Male geckos have a line of very large, pronounced preanal pores above their vents which stretch across their bellies and hind legs.
These pores look like small, shiny dots in the centers of their scales.
Females have definite pores, too, but female preanal pores are typically much smaller and fewer in number.
The appearance of your gecko’s pores should not be used as the primary determinant of sex because pore size and number vary amongst male and female geckos.
Your gecko’s cloacal spurs are two white pointy projections, almost like spikes, protruding from their bulge underneath their vent.
Males generally have larger spurs with a more prominent appearance, but female crested geckos display them too.
The appearance of spurs alone is not an accurate indicator of sex.
Again, you should take spur size into account, but it should not be the only factor you consider when sexing your gecko.
Bulge size and appearance.
As your crested gecko reaches sexual maturity, it will develop a distinct bulge below its vent.
Males, of course, usually have larger bulges than females of their species, but this is not always the case.
Some females have fairly large bulges, too.
This is another factor you should take into consideration, along with the gecko’s other features.
Overall body size and length.
While there is considerable variation in size amongst male and female crested geckos, males tend to be larger and have broader heads.
See our crested gecko size guide.
Also, females usually weigh less overall than males.
However, it is not uncommon for female geckos to grow to large sizes as well, and overweight female geckos are often mistaken for males.
See our post on common causes of overweight crested geckos.
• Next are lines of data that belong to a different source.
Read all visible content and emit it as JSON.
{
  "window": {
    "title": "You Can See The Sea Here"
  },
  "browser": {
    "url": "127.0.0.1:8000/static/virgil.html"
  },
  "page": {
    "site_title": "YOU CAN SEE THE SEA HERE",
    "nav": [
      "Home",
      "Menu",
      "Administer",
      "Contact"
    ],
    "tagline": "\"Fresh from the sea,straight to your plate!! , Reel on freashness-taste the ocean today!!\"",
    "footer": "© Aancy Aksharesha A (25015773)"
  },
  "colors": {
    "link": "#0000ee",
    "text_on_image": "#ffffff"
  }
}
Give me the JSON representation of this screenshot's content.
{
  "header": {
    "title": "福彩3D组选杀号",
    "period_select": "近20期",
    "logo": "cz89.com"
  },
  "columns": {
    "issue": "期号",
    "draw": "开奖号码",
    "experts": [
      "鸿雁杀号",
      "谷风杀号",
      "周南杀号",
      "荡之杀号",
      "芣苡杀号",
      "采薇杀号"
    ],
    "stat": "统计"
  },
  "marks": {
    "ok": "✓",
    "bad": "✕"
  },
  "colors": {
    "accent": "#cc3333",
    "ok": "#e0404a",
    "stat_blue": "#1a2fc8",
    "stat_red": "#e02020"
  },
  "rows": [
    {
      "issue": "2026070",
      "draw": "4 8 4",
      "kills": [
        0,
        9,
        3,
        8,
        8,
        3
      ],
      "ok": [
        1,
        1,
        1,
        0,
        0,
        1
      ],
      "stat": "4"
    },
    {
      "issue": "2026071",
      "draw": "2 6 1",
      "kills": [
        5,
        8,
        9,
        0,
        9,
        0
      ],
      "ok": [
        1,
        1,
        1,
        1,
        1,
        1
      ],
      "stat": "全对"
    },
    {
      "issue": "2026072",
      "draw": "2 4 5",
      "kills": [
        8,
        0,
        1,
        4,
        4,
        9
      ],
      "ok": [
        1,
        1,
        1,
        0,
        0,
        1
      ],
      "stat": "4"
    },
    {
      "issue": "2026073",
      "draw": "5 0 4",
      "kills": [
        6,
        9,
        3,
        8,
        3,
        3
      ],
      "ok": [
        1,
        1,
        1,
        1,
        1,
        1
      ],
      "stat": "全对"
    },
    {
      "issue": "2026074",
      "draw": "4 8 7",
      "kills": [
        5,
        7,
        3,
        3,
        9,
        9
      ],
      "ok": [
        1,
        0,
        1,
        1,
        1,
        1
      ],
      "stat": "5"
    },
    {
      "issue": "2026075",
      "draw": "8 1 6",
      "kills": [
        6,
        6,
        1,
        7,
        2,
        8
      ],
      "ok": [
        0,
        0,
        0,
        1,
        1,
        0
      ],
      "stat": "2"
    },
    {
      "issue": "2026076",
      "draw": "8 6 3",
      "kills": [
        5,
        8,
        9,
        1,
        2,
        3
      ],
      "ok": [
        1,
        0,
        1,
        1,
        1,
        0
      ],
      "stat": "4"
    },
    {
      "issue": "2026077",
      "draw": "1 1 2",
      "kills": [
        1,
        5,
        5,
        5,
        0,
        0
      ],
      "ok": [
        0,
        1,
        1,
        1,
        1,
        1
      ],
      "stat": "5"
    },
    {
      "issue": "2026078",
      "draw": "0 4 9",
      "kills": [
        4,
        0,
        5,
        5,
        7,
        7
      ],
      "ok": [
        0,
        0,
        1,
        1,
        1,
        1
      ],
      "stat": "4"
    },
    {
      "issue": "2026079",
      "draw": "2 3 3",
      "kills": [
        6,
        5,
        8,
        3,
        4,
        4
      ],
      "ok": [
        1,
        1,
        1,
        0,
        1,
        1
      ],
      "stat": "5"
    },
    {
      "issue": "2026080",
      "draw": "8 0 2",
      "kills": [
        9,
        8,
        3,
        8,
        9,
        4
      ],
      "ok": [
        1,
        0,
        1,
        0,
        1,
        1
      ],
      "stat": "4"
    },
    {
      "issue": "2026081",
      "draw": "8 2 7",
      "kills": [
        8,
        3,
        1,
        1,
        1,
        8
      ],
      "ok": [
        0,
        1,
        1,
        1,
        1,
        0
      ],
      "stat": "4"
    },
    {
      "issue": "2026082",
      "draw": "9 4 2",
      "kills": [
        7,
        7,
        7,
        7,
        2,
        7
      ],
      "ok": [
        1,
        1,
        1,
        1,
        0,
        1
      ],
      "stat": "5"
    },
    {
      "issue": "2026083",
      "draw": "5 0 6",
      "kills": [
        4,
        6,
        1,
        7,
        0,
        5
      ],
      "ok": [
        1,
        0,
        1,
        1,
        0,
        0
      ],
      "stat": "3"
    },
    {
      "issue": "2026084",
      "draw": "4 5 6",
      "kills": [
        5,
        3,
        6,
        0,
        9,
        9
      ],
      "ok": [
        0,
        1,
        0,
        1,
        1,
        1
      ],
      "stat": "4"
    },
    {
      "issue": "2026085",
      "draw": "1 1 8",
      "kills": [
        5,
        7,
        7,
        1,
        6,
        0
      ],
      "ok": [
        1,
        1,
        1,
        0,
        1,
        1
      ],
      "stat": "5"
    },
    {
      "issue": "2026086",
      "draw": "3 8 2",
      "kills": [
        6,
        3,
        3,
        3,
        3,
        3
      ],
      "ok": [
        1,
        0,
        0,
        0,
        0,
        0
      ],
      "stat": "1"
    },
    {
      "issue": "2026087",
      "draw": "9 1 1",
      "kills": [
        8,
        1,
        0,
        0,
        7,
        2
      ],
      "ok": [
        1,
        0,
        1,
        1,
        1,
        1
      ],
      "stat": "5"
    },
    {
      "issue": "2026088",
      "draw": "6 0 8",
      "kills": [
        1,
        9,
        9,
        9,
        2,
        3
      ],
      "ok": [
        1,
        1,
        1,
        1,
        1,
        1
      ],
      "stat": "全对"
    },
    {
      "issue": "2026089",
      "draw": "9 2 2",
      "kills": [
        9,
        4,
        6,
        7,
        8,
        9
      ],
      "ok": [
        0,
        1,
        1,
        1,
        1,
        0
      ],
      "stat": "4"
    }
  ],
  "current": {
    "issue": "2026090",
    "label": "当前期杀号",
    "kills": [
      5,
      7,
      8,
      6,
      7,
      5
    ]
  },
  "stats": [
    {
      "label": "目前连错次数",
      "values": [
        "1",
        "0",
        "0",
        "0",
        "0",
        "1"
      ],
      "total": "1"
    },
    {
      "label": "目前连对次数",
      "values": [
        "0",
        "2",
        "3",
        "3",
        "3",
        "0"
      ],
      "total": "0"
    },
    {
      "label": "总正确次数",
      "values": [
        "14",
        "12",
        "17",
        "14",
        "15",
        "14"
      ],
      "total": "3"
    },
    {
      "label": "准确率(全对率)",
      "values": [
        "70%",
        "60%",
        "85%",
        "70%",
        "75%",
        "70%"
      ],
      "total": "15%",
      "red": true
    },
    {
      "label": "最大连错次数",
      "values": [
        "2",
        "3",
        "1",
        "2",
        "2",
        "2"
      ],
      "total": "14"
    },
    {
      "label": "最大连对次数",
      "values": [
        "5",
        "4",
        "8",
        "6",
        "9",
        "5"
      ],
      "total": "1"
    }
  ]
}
Always take each of these factors into account when sexing your crested gecko.
You probably won’t be able to immediately tell with 100% certainty whether your lizard is male or female.
Still, by closely observing each of these qualities, you will have an accurate method to discern your gecko’s sex.
Crested geckos are quite hardy reptiles, but you should still be gentle while handling them.
Again, if you aren’t sure, get another opinion from a reptile expert or veterinarian.
They will be able to inform you of your gecko’s exact gender more definitively than if you were to attempt to figure it out alone.
If you’re particularly desperate, you could even visit a crested gecko forum online and ask other crested gecko owners their opinion.
Using A Crested Jeweler’s Loupe To Sex Your Gecko
A jewelers loupe is a small magnifying device used to examine objects – in this case, your lizard – more closely.
They are cheaply and easily purchased from various retailers such as Amazon, Wal-Mart, and jewelry-making shops.
The JARLINK 30X 60X jeweler’s loupe is an excellent choice, but you could potentially purchase a more expensive model if you want a more durable loupe with higher magnification ability.
If you wanted to save money, you could also go with a magnifying glass and a flashlight.
Even adult crested geckos are fairly small lizards, and getting a close look at their preanal pores and cloacal spurs is difficult without additional magnification.
A jeweler’s loupe, or even an illuminated magnifying glass, is perfect for sexing your gecko as accurately and easily as possible, particularly if you have a skittish gecko who isn’t too keen on letting you examine its reproductive organs up close.
A crested gecko bite is painful, so handle your lizard carefully.
Check out our post on crested gecko teeth and the dangers of being bitten to learn more.
Stressed crested geckos usually emit a hissing sound, so if you hear your gecko vocalizing, it is probably time to put them back in their terrarium and give them a break to prevent any risk of injury while sexing them.
Determining the sex of your crested gecko is a rather complex process and cannot be reliably discerned at a glance.
The older your gecko is, the easier it will be for you to accurately tell if they are male or female.
It is also helpful to get additional opinions from reptile experts or veterinarians when sexing your gecko to be as sure as possible.
While figuring out the sex of your crested gecko is not as simple as looking at any one single characteristic, by taking multiple features into account, you will quickly be able to tell if your new pet is male or female.